- Additionally, always double-check that all of your data is accurate before sharing any copied or pasted graphs.
If you’re struggling with copying and pasting charts too frequently, one suggestion is making templates with pre-configured charts for different types of data analysis tasks, which makes creating new charts significantly more efficient. If the amount of data points gets overwhelming, it could help if you use pivot tables instead of raw tables to make visualization easier without sacrificing processing time.
If a tree falls in the forest and no one prints out a chart to track it, did it really happen?
For printing Excel charts, simply select the chart and click on the ‘File’ tab. Then, choose ‘Print’ to preview and adjust settings such as page orientation and size. Finally, hit ‘Print’ to print your chart.
|Preparing to print
To enhance your printed charts, consider adjusting elements such as font size and colors beforehand. Additionally, try printing to PDF for easy sharing and digital distribution.
Did you know that Excel offers a variety of chart types including line graphs, bar charts, and pie charts? Source: Microsoft Office Support.
Save time and sanity by saving your chart templates- because who has the patience to create the same chart from scratch every time?
Saving chart templates
When you want to reuse a chart design, saving chart templates is a helpful feature.
To save chart templates, follow these simple steps:
- Create your desired chart design and format the way you want.
- Select the chart and go to the Design tab on the Excel ribbon.
- Click on the “Save as Template” option.
- Give your template a name and click “Save”.
By following these steps, you can reuse your chart design with ease without having to recreate it from scratch each time.
It is essential to note that saving a chart template saves only the style of a specific chart type. If you want to use the same styles for multiple charts, save templates for each one.
Interestingly, Microsoft Excel provides several pre-built templates for users who need inspiration or starting points for their charts.
According to Office Support, Excel chart templates can save time while providing visually stunning designs to impress and captivate your audience.
FAQs about How To Create A Chart In Excel
How to Create a Chart in Excel?
To create a chart in Excel, you have to follow the following steps:
1. Select the range of data that you want to include in the chart.
2. Go to the ‘Insert’ tab and click on the type of chart you want to create.
3. Your chart will appear on the worksheet, and you can resize and customize it as needed.
What type of charts can I create in Excel?
Excel offers a variety of chart types including bar, column, line, pie, scatter, and others. Each chart type has its own unique features and benefits.
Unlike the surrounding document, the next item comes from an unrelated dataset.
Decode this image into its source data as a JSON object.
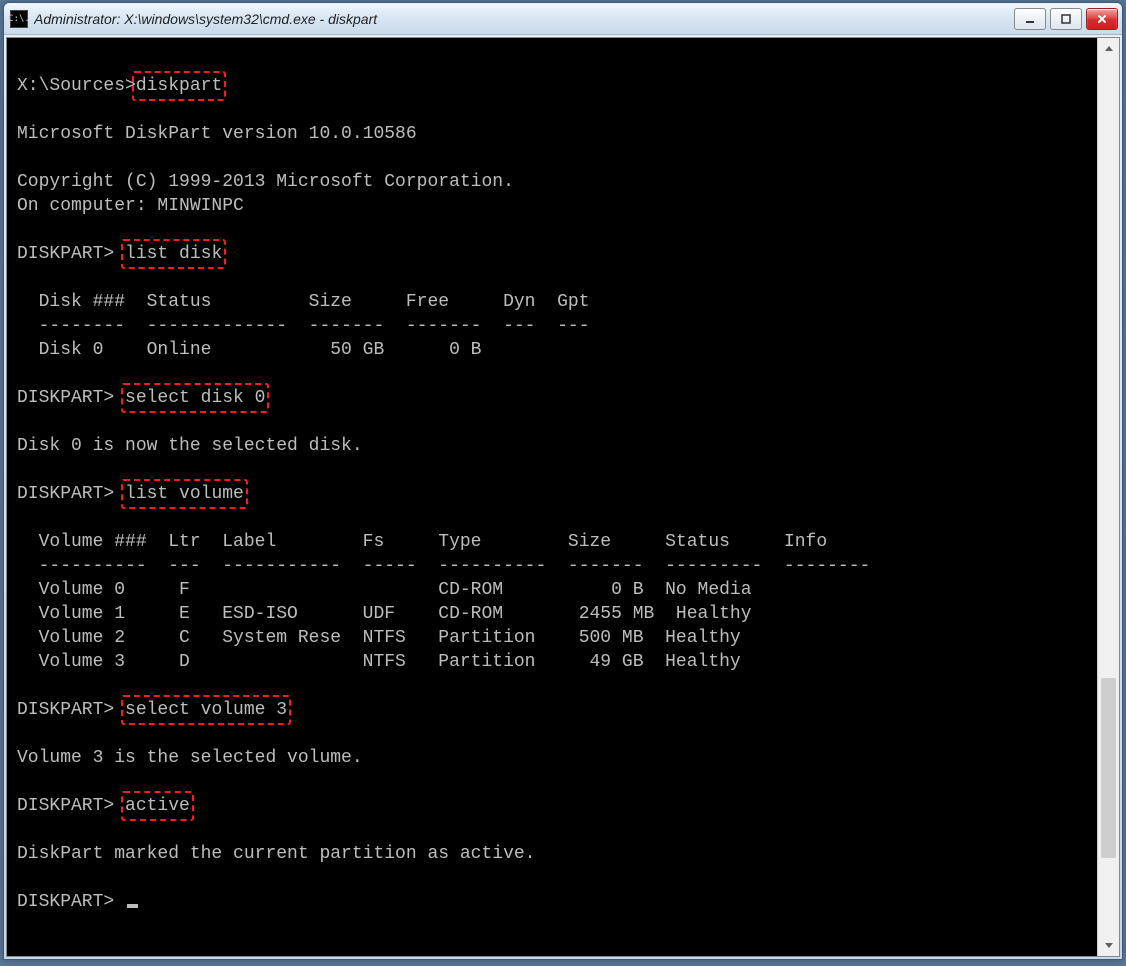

You can choose the chart type that best suits your data and visualization needs.
Can I customize my chart in Excel?
Yes, Excel provides a range of customization options for charts. You can change the chart style, color scheme, fonts, and titles. You can also add data labels, trendlines, and other elements to further enhance your chart.
How do I add data labels to my chart?
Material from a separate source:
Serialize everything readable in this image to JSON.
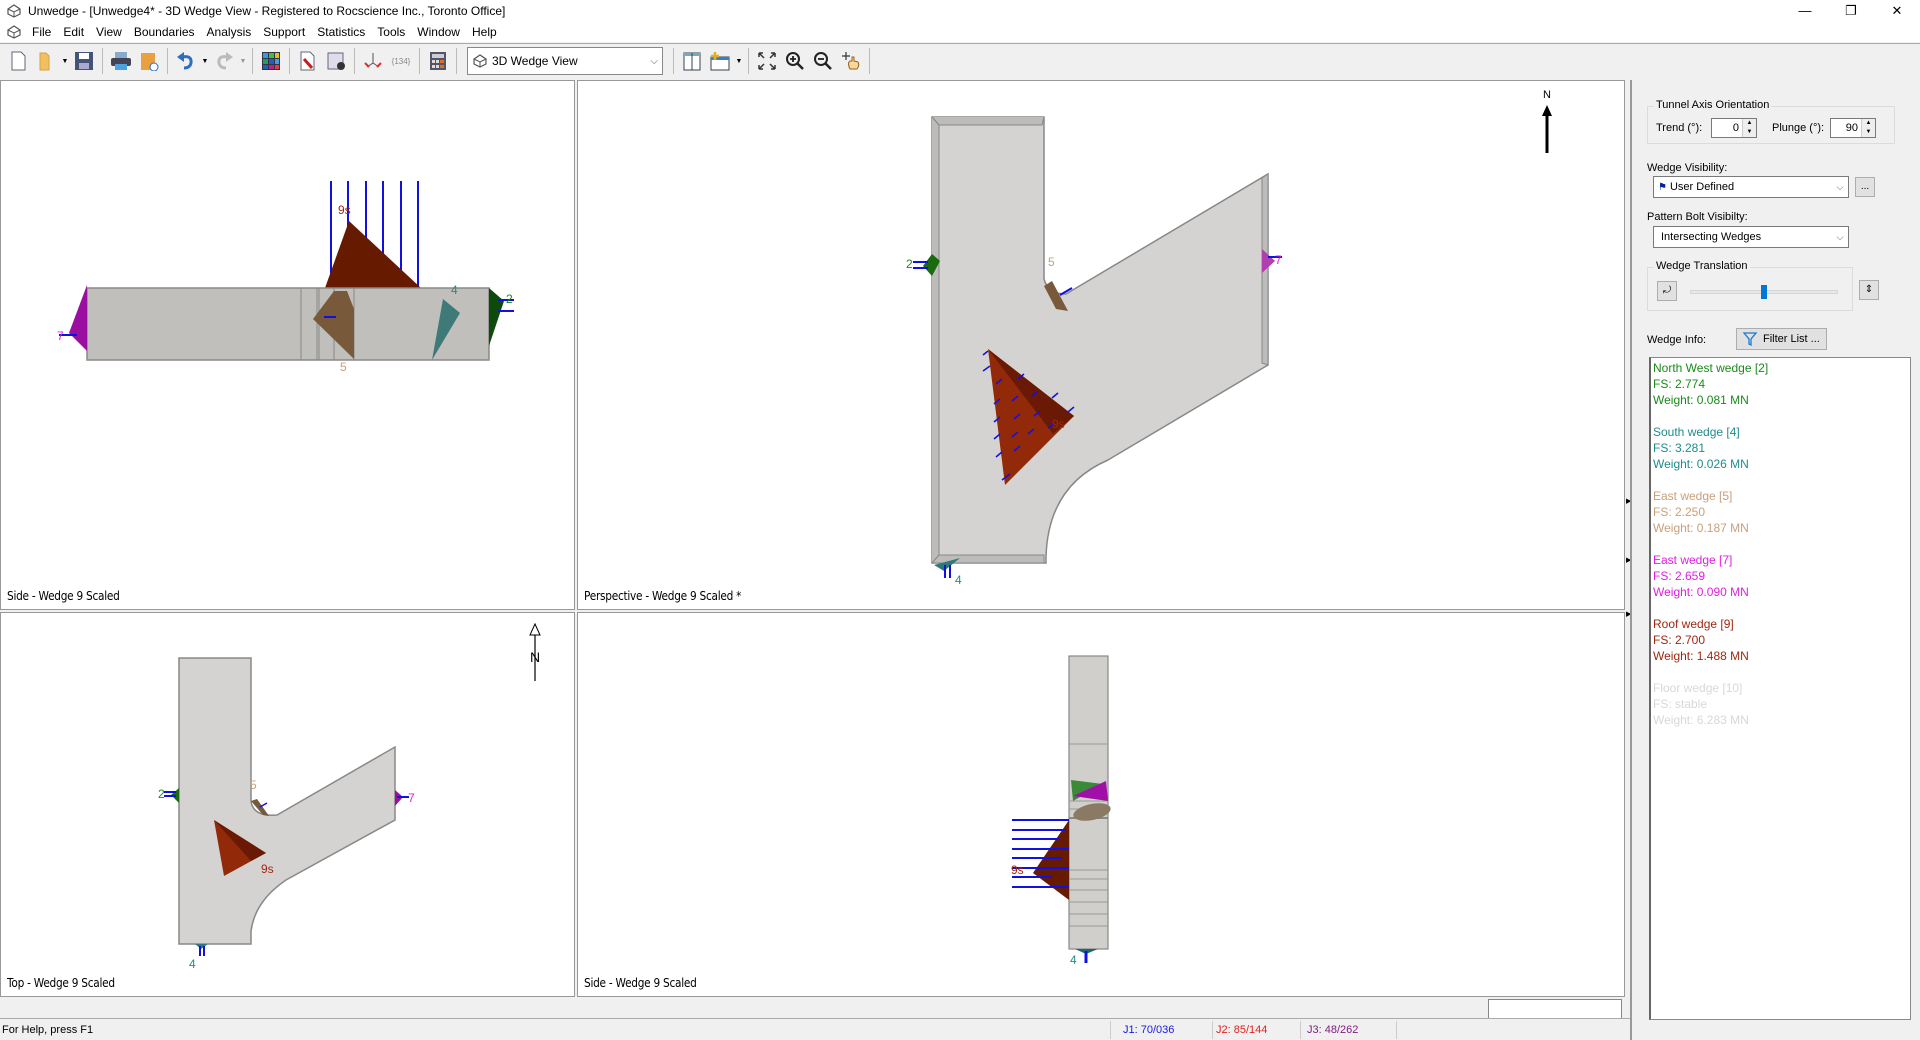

To add data labels to your chart, follow these steps:
1. Select the chart.
2. Go to the ‘Chart Design’ tab.
3. Click on the ‘Add Chart Element’ dropdown and select ‘Data Labels.’
4. Choose the type of data labels you want to add.
5. Customize the data labels as needed using the ‘Format Data Labels’ options.
How do I insert a chart as a separate sheet in Excel?
To insert a chart as a separate sheet in Excel, follow these steps:
1. Select the range of data that you want to include in the chart.
2. Go to the ‘Insert’ tab and click on the type of chart you want to create.
3. Click on the ‘Move Chart’ button.
4. Select ‘New sheet’ and enter a name for the chart sheet.
5. Click ‘OK.’
Can I update my chart automatically as my data changes?
Yes, Excel offers the option to update your chart automatically as your data changes. To enable this feature, you can select the chart and go to the ‘Chart Design’ tab. Click on ‘Select Data’ and select the range of data that you want to include in the chart. Check the ‘Update Automatically’ checkbox to enable this feature.